"I can't do it, Aman," I say. "I can't marry Rohit. Not like this. It's not fair," I say loudly to stop Dadi from saying anything. "I'm going to talk to him right now. Alone," I say as Aman opens his mouth. Let him try to tell me what to do. I'm not going to, not anymore.
I spin on my heel and head for the door. I know I'm making a fine exit – everyone is too stunned to say anything – when my progress is halted by pressure on my neck. Someone – and I have a fair idea who – has grabbed the edge of my veil. I turn, glaring my best glare, to look at the man seated next to the seat I had just vacated. He is still holding on to the end of my veil, and I feel my anger growing.
"Let go, Aman," I say through gritted teeth. "Let go or I'll drag you behind me all the way."
"Do it, then," he said in a tone that was so calm I hated him for a second. Hatred was good – hatred brought out the words that were choking me.
"How dare you?" I say in a voice that makes little Gia flinch. "How dare you try to stop me? How dare you – how dare you come here and turn my life upside down? How dare you remind me what it means to smile – and laugh – and love – and then take all that away from me? I can't undo what's been done! I can't forget how to smile – I can't forget laughing, and dancing, and loving! I wish I could."
I stop, realizing that I had said rather more than I had intended, and he had let go. My veil dances through the air to land, feather-light, on my feet.
"How dare you make me remember what it is to cry," I finish with a whisper. My face is wet, and so is his. My mother is trembling, her face shiny with tears. "Aman, you can't give me the world and then try to take it away from me. I'm holding on with both hands."
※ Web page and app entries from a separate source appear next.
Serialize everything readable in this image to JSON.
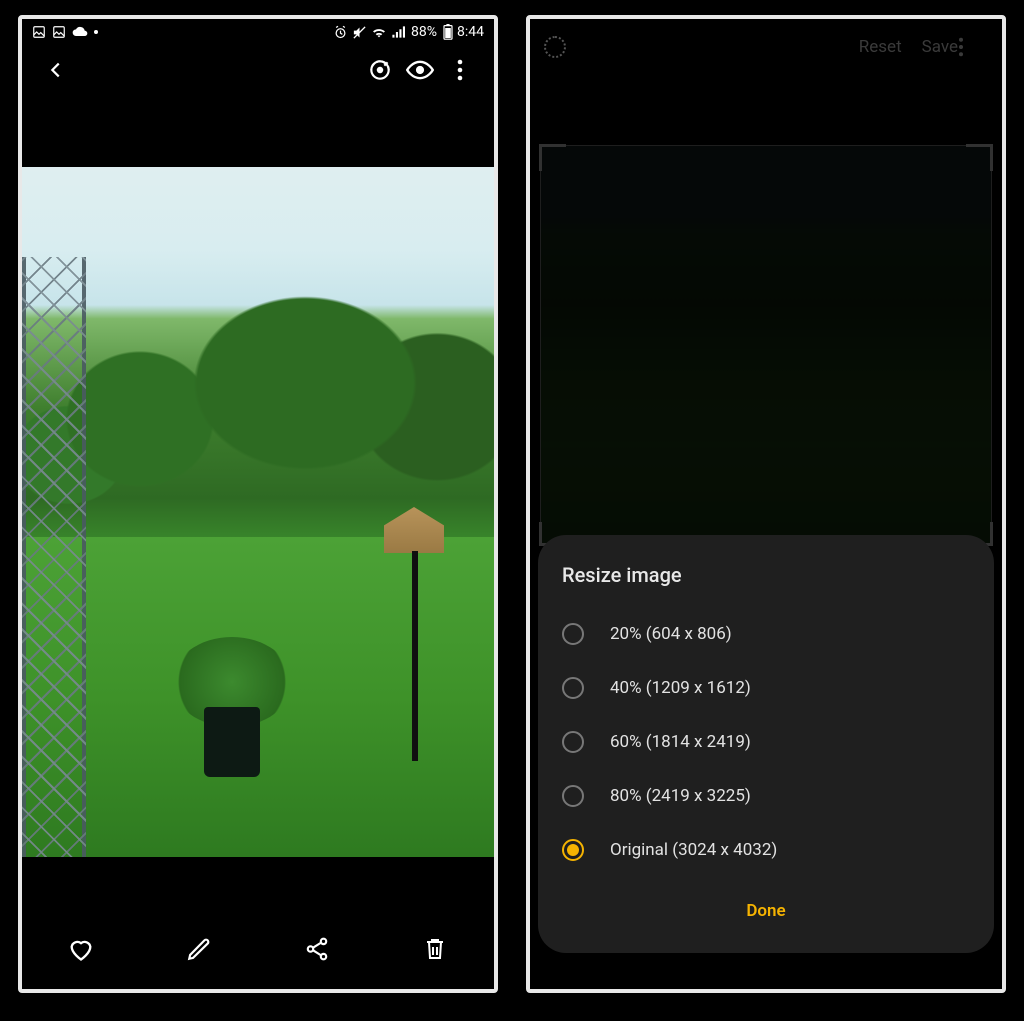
{
  "status": {
    "icons_left": [
      "image-icon",
      "image-icon",
      "cloud-icon",
      "dot-icon"
    ],
    "battery_pct": "88%",
    "time": "8:44"
  },
  "viewer": {
    "actions": {
      "favorite": "Favorite",
      "edit": "Edit",
      "share": "Share",
      "delete": "Delete"
    }
  },
  "editor": {
    "reset": "Reset",
    "save": "Save"
  },
  "resize_sheet": {
    "title": "Resize image",
    "options": [
      {
        "label": "20% (604 x 806)",
        "selected": false
      },
      {
        "label": "40% (1209 x 1612)",
        "selected": false
      },
      {
        "label": "60% (1814 x 2419)",
        "selected": false
      },
      {
        "label": "80% (2419 x 3225)",
        "selected": false
      },
      {
        "label": "Original (3024 x 4032)",
        "selected": true
      }
    ],
    "done": "Done"
  }
}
Then I turn and run, and if he calls after me, I don't hear.